EXERCISE DETAILS: In the records, find each line where "selected" occurs, and copy it.

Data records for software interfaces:
__________________________________________________
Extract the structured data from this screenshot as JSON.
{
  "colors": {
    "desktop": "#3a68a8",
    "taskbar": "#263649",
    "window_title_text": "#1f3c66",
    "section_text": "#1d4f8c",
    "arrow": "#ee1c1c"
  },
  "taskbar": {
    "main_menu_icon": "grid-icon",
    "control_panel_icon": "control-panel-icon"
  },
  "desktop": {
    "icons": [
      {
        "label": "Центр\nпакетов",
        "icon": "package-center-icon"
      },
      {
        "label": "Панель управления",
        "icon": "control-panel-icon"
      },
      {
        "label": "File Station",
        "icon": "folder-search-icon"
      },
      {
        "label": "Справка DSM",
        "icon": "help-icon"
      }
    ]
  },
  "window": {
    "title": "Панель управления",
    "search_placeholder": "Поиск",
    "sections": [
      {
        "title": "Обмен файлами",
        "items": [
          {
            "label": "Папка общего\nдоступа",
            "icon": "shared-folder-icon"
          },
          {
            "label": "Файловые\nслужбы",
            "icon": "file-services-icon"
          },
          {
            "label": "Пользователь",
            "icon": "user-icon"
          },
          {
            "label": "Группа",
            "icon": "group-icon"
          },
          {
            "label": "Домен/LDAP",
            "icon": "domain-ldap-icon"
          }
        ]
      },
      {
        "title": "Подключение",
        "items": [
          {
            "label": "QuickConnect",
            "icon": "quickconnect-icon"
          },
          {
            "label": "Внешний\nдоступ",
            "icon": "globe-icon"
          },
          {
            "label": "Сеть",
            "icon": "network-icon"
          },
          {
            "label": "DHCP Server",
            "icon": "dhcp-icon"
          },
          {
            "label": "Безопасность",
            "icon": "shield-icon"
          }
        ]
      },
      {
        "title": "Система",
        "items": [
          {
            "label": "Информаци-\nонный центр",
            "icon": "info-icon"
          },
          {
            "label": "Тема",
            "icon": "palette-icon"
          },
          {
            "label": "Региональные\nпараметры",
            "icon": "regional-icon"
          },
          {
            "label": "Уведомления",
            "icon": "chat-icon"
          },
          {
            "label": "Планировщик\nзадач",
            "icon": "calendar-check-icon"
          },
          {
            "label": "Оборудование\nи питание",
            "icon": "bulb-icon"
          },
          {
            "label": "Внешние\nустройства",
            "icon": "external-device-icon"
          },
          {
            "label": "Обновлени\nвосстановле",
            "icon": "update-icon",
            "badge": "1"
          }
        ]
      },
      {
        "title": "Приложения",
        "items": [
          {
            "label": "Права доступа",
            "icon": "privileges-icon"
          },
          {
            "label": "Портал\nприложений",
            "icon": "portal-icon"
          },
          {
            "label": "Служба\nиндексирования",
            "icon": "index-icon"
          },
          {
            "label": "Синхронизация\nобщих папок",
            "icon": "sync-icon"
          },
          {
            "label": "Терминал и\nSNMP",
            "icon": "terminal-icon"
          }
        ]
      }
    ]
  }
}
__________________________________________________
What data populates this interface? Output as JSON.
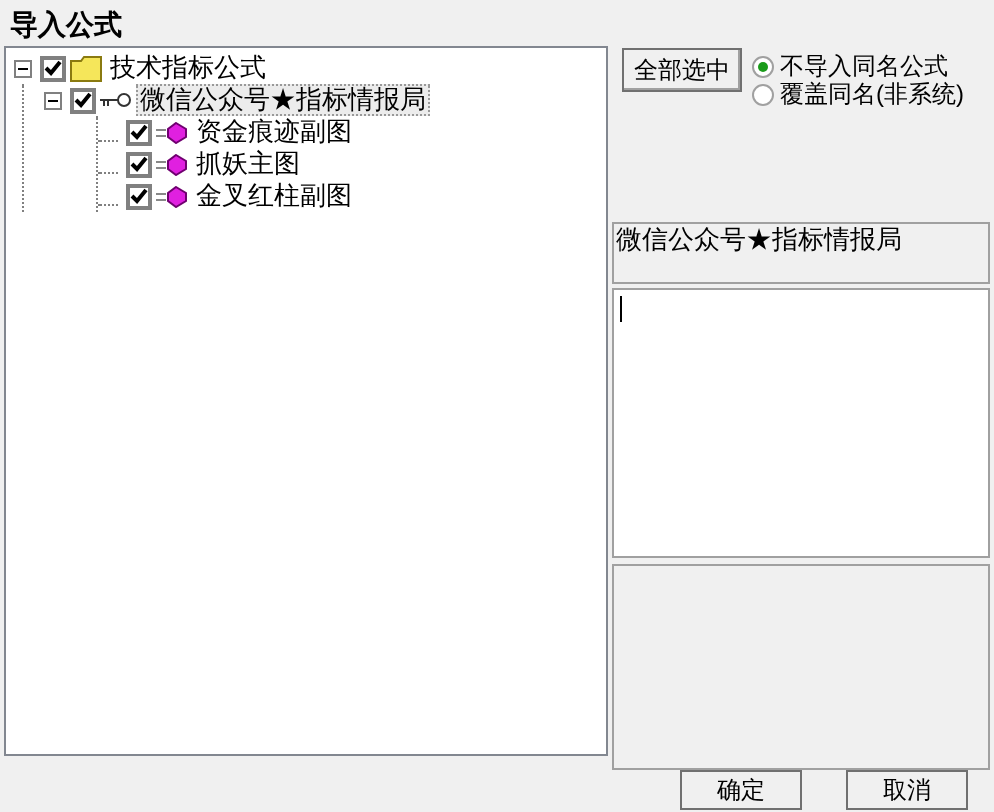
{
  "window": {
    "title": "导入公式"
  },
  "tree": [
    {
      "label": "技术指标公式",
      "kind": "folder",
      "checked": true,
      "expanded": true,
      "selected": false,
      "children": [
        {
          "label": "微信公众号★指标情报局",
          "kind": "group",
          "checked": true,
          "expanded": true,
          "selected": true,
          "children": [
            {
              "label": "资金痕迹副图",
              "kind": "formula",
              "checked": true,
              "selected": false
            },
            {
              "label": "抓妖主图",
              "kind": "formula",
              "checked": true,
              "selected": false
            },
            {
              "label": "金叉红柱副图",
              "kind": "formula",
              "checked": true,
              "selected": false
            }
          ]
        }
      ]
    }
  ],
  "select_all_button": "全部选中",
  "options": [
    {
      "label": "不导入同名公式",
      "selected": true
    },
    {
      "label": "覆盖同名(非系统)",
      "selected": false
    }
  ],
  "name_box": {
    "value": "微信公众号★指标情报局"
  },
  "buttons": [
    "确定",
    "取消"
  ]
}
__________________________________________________
WRITTEN RESPONSE:
      "selected": false,
          "selected": true,
              "selected": false
              "selected": false
              "selected": false
      "selected": true
      "selected": false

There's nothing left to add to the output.